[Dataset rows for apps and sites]
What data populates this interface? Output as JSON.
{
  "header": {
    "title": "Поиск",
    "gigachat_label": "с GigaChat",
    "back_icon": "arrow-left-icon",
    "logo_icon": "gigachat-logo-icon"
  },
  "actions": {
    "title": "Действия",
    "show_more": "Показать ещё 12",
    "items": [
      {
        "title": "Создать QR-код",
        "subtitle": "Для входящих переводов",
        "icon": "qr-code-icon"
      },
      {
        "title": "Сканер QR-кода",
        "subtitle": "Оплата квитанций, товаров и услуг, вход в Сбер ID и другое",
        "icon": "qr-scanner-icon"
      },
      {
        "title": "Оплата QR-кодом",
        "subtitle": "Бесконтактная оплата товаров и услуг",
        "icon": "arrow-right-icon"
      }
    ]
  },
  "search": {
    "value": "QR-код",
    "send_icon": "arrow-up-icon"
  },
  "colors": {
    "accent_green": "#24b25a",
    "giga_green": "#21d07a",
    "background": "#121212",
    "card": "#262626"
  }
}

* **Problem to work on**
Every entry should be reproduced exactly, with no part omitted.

* **The completed task**
What data populates this interface? Output as JSON.
{
  "header": {
    "title": "Поиск",
    "gigachat_label": "с GigaChat",
    "back_icon": "arrow-left-icon",
    "logo_icon": "gigachat-logo-icon"
  },
  "actions": {
    "title": "Действия",
    "show_more": "Показать ещё 12",
    "items": [
      {
        "title": "Создать QR-код",
        "subtitle": "Для входящих переводов",
        "icon": "qr-code-icon"
      },
      {
        "title": "Сканер QR-кода",
        "subtitle": "Оплата квитанций, товаров и услуг, вход в Сбер ID и другое",
        "icon": "qr-scanner-icon"
      },
      {
        "title": "Оплата QR-кодом",
        "subtitle": "Бесконтактная оплата товаров и услуг",
        "icon": "arrow-right-icon"
      }
    ]
  },
  "search": {
    "value": "QR-код",
    "send_icon": "arrow-up-icon"
  },
  "colors": {
    "accent_green": "#24b25a",
    "giga_green": "#21d07a",
    "background": "#121212",
    "card": "#262626"
  }
}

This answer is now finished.